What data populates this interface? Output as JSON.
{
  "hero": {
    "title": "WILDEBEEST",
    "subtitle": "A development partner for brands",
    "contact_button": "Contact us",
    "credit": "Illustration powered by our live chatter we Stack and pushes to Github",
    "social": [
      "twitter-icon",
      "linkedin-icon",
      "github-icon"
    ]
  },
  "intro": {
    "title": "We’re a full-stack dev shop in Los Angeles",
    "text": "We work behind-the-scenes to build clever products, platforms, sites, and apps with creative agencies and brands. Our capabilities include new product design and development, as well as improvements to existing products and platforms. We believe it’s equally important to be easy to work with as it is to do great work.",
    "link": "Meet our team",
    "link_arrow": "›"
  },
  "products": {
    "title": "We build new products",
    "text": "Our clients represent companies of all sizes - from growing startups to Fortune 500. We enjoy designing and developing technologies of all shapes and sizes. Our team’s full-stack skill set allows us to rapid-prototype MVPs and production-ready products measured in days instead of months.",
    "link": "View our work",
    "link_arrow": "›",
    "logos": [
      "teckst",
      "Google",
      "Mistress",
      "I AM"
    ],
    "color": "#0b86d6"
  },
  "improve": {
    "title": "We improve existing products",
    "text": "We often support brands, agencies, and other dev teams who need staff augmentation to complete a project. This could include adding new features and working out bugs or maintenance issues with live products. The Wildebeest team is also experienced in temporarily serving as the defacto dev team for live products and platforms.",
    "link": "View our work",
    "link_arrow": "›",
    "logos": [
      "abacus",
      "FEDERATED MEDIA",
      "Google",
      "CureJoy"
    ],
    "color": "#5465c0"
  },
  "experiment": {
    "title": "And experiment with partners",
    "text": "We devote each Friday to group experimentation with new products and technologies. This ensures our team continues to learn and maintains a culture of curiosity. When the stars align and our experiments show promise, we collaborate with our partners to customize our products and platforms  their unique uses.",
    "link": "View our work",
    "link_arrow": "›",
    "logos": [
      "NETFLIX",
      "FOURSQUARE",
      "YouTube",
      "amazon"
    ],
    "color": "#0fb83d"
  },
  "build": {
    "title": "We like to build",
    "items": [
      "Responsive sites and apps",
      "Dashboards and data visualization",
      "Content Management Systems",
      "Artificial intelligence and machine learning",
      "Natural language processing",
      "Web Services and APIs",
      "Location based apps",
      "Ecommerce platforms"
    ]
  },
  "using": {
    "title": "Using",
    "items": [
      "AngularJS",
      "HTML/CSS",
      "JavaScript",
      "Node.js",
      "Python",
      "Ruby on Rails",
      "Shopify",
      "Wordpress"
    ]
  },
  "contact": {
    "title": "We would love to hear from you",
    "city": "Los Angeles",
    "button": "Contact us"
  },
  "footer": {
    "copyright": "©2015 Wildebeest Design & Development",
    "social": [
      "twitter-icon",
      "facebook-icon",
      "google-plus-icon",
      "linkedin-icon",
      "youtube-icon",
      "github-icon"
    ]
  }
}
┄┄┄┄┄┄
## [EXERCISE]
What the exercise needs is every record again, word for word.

## [SOLVED EXERCISE]
What data populates this interface? Output as JSON.
{
  "hero": {
    "title": "WILDEBEEST",
    "subtitle": "A development partner for brands",
    "contact_button": "Contact us",
    "credit": "Illustration powered by our live chatter we Stack and pushes to Github",
    "social": [
      "twitter-icon",
      "linkedin-icon",
      "github-icon"
    ]
  },
  "intro": {
    "title": "We’re a full-stack dev shop in Los Angeles",
    "text": "We work behind-the-scenes to build clever products, platforms, sites, and apps with creative agencies and brands. Our capabilities include new product design and development, as well as improvements to existing products and platforms. We believe it’s equally important to be easy to work with as it is to do great work.",
    "link": "Meet our team",
    "link_arrow": "›"
  },
  "products": {
    "title": "We build new products",
    "text": "Our clients represent companies of all sizes - from growing startups to Fortune 500. We enjoy designing and developing technologies of all shapes and sizes. Our team’s full-stack skill set allows us to rapid-prototype MVPs and production-ready products measured in days instead of months.",
    "link": "View our work",
    "link_arrow": "›",
    "logos": [
      "teckst",
      "Google",
      "Mistress",
      "I AM"
    ],
    "color": "#0b86d6"
  },
  "improve": {
    "title": "We improve existing products",
    "text": "We often support brands, agencies, and other dev teams who need staff augmentation to complete a project. This could include adding new features and working out bugs or maintenance issues with live products. The Wildebeest team is also experienced in temporarily serving as the defacto dev team for live products and platforms.",
    "link": "View our work",
    "link_arrow": "›",
    "logos": [
      "abacus",
      "FEDERATED MEDIA",
      "Google",
      "CureJoy"
    ],
    "color": "#5465c0"
  },
  "experiment": {
    "title": "And experiment with partners",
    "text": "We devote each Friday to group experimentation with new products and technologies. This ensures our team continues to learn and maintains a culture of curiosity. When the stars align and our experiments show promise, we collaborate with our partners to customize our products and platforms  their unique uses.",
    "link": "View our work",
    "link_arrow": "›",
    "logos": [
      "NETFLIX",
      "FOURSQUARE",
      "YouTube",
      "amazon"
    ],
    "color": "#0fb83d"
  },
  "build": {
    "title": "We like to build",
    "items": [
      "Responsive sites and apps",
      "Dashboards and data visualization",
      "Content Management Systems",
      "Artificial intelligence and machine learning",
      "Natural language processing",
      "Web Services and APIs",
      "Location based apps",
      "Ecommerce platforms"
    ]
  },
  "using": {
    "title": "Using",
    "items": [
      "AngularJS",
      "HTML/CSS",
      "JavaScript",
      "Node.js",
      "Python",
      "Ruby on Rails",
      "Shopify",
      "Wordpress"
    ]
  },
  "contact": {
    "title": "We would love to hear from you",
    "city": "Los Angeles",
    "button": "Contact us"
  },
  "footer": {
    "copyright": "©2015 Wildebeest Design & Development",
    "social": [
      "twitter-icon",
      "facebook-icon",
      "google-plus-icon",
      "linkedin-icon",
      "youtube-icon",
      "github-icon"
    ]
  }
}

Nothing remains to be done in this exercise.